Write out each line from the data below that includes the word "this".
|---|
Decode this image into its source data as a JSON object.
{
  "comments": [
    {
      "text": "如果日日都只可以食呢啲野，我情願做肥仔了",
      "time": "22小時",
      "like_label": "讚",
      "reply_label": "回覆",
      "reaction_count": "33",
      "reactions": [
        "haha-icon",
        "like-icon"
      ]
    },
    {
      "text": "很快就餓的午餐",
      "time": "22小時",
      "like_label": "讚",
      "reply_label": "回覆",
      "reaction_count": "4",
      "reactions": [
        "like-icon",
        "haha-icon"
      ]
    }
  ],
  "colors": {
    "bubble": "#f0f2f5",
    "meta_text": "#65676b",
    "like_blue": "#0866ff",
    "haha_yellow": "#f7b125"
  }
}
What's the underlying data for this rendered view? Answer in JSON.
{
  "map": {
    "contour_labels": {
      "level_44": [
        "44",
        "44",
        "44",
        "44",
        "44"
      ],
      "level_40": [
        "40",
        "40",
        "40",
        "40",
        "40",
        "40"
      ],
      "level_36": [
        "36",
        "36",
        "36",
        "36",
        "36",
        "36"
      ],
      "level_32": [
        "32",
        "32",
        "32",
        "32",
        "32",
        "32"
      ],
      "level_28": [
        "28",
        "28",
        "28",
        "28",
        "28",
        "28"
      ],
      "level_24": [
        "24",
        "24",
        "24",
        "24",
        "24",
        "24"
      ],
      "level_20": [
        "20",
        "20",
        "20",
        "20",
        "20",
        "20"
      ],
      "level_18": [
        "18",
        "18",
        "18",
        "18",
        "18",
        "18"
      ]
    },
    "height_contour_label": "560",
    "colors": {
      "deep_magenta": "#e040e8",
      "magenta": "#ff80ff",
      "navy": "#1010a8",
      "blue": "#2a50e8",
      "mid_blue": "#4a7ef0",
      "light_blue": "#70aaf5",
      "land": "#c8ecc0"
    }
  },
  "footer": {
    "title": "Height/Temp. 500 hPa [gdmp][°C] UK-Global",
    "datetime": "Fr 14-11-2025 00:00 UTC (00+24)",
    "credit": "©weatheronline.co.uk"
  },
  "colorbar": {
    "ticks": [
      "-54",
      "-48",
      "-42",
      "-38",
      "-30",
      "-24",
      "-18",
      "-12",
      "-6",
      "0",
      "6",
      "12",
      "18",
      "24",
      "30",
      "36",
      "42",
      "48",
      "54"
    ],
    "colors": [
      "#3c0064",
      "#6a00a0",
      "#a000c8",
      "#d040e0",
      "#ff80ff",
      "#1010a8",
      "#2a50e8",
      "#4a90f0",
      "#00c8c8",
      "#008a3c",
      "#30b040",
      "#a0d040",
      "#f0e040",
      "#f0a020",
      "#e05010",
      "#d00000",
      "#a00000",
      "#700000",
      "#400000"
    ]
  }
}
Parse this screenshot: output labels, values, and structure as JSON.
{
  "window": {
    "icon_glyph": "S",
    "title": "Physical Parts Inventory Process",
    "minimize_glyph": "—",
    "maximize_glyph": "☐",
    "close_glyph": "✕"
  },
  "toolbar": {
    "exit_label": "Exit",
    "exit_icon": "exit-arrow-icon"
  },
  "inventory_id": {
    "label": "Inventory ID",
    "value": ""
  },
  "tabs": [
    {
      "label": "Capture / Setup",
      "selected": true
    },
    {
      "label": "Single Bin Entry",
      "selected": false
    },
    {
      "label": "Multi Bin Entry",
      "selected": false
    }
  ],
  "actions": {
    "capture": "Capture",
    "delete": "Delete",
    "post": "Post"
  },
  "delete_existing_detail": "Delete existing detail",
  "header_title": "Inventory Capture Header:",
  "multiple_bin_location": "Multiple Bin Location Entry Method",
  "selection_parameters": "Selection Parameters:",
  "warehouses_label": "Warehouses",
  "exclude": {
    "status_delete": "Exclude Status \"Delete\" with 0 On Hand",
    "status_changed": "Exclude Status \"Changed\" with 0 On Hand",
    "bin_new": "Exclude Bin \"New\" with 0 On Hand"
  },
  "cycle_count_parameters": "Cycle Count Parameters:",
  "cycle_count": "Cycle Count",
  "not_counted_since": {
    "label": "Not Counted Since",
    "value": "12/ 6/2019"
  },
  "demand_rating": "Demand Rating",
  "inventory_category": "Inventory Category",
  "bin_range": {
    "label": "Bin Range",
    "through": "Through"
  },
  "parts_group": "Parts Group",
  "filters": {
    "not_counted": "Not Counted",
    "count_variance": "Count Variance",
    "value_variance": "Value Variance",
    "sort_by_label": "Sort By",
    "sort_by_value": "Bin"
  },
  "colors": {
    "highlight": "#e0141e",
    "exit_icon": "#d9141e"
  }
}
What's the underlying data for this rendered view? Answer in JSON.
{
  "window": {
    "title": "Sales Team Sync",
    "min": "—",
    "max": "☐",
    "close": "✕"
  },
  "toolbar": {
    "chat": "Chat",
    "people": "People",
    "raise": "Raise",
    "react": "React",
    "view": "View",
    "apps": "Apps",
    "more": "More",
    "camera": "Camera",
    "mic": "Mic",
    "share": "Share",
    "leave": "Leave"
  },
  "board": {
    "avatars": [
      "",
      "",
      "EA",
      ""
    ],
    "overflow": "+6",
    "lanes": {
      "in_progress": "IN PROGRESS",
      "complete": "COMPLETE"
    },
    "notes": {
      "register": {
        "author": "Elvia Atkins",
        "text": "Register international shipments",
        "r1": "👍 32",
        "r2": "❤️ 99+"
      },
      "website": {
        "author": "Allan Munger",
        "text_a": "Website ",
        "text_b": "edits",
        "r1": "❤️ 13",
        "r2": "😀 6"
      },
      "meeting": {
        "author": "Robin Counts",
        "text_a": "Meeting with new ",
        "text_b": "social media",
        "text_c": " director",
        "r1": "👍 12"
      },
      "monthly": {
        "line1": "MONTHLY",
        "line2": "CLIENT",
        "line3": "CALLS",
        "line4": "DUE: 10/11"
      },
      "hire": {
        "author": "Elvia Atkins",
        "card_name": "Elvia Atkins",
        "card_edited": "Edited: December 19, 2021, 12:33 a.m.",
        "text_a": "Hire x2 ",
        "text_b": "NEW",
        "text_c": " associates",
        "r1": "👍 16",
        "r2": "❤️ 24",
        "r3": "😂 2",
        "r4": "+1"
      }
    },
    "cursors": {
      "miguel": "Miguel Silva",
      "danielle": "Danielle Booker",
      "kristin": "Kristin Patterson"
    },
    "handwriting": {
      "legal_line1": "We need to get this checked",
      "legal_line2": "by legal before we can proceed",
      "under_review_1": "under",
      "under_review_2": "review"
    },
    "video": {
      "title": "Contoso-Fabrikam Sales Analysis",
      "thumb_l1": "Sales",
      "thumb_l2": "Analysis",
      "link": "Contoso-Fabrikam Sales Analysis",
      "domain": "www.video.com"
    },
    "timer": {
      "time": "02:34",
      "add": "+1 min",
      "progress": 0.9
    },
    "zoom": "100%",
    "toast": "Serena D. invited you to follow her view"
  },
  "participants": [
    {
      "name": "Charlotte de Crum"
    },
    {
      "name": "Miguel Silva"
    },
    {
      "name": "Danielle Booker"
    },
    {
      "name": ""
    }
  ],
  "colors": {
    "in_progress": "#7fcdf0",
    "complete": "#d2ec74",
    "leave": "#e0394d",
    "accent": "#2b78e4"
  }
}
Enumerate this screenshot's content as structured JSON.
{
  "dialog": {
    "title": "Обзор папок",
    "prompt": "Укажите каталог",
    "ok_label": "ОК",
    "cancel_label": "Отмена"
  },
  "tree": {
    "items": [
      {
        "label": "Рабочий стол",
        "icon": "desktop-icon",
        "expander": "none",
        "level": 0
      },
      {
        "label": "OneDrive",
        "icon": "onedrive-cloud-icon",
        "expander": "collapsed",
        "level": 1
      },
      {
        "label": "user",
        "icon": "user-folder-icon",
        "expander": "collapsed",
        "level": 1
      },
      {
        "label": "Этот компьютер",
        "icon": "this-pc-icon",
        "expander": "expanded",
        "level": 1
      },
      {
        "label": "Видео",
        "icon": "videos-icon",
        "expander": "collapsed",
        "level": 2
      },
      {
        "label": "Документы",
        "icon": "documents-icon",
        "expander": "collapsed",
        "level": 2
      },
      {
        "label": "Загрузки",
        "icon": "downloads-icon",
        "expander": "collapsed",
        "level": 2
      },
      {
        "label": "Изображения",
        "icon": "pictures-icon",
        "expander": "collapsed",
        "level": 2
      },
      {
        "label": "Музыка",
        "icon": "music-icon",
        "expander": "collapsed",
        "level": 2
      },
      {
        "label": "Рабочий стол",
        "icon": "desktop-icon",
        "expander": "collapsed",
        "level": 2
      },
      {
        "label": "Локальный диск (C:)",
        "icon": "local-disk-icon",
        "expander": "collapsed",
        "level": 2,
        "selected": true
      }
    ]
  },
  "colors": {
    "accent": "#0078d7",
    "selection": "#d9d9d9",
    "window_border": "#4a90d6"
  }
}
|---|
## Finished task
Decode this image into its source data as a JSON object.
What's the underlying data for this rendered view? Answer in JSON.
Parse this screenshot: output labels, values, and structure as JSON.
What's the underlying data for this rendered view? Answer in JSON.
      "legal_line1": "We need to get this checked",
Enumerate this screenshot's content as structured JSON.
        "icon": "this-pc-icon",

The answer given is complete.